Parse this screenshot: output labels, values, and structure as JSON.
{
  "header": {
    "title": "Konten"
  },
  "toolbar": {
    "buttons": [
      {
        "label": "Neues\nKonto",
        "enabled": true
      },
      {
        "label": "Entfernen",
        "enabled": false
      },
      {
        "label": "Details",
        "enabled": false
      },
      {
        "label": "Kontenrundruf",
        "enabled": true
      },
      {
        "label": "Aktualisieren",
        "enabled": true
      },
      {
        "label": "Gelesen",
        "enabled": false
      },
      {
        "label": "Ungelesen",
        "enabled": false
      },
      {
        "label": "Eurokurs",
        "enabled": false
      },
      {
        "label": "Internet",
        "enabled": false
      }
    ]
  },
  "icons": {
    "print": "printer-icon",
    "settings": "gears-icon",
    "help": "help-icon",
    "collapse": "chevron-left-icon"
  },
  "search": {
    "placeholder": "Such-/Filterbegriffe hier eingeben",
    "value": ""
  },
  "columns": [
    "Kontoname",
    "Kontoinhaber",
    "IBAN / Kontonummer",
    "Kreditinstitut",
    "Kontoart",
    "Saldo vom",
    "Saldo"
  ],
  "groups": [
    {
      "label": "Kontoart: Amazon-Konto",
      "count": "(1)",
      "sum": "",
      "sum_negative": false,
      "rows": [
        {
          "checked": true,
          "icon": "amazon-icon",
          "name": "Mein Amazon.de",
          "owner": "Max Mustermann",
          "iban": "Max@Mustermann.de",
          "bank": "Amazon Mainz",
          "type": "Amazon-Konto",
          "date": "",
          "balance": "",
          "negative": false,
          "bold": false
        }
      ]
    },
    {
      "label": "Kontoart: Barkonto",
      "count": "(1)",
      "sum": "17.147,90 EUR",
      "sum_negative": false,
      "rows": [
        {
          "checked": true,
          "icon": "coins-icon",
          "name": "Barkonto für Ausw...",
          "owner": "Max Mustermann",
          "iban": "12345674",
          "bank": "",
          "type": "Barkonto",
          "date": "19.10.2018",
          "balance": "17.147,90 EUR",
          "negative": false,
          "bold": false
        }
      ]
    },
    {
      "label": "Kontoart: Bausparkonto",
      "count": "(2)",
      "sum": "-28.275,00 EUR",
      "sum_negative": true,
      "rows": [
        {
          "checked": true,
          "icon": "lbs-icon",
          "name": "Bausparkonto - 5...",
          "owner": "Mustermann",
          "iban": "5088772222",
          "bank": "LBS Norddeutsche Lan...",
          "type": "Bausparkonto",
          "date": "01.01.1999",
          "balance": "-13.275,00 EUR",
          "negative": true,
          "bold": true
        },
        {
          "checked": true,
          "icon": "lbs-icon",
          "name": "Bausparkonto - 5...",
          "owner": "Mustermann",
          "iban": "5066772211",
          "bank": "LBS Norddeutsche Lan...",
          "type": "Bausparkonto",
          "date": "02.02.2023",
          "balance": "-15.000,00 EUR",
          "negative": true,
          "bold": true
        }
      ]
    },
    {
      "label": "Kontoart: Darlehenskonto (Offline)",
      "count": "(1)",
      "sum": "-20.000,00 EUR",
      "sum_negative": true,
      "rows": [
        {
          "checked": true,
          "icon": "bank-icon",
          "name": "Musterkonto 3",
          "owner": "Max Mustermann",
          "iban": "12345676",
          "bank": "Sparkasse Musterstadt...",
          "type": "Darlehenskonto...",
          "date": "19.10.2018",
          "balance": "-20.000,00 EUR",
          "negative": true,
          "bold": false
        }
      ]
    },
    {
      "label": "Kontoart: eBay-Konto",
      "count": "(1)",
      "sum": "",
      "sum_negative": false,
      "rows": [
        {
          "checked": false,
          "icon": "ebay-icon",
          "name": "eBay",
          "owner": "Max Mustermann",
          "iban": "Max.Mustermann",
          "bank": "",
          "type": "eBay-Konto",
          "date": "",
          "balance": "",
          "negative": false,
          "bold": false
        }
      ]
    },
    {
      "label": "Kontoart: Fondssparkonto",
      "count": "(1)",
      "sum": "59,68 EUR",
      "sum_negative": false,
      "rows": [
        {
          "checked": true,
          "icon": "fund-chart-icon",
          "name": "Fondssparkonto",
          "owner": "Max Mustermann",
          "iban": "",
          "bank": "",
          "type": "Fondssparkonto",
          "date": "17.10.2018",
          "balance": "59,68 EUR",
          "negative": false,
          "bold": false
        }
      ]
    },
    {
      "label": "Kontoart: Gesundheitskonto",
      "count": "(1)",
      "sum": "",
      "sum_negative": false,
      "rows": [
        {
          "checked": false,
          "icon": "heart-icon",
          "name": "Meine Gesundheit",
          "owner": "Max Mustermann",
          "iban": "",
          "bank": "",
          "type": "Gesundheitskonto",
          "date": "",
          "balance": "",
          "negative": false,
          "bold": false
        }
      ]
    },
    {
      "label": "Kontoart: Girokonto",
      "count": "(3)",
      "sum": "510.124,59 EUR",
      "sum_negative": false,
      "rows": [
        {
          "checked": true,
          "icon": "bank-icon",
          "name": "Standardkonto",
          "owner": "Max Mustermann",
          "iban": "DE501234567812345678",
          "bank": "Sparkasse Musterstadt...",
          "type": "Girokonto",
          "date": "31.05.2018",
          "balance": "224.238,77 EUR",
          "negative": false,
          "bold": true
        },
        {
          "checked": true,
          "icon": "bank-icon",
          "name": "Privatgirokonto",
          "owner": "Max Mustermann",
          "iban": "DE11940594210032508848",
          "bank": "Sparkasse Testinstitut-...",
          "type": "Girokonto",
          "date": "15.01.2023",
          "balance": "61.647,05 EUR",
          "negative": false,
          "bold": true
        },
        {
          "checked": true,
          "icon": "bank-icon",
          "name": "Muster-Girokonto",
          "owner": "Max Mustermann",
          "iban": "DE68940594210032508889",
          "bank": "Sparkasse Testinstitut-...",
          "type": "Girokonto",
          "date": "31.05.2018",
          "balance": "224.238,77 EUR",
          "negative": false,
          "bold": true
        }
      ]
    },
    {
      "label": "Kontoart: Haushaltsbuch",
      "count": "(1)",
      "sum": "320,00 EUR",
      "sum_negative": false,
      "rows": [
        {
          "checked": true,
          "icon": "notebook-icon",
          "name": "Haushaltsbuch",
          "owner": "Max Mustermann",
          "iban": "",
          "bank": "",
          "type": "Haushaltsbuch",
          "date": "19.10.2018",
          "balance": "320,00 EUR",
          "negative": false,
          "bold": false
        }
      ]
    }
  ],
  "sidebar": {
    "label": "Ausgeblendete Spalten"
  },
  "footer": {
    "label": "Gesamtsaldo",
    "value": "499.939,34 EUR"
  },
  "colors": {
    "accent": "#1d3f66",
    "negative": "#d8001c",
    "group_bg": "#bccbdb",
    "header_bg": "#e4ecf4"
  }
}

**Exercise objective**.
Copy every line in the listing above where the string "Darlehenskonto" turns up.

**Task result**.
      "label": "Kontoart: Darlehenskonto (Offline)",
          "type": "Darlehenskonto...",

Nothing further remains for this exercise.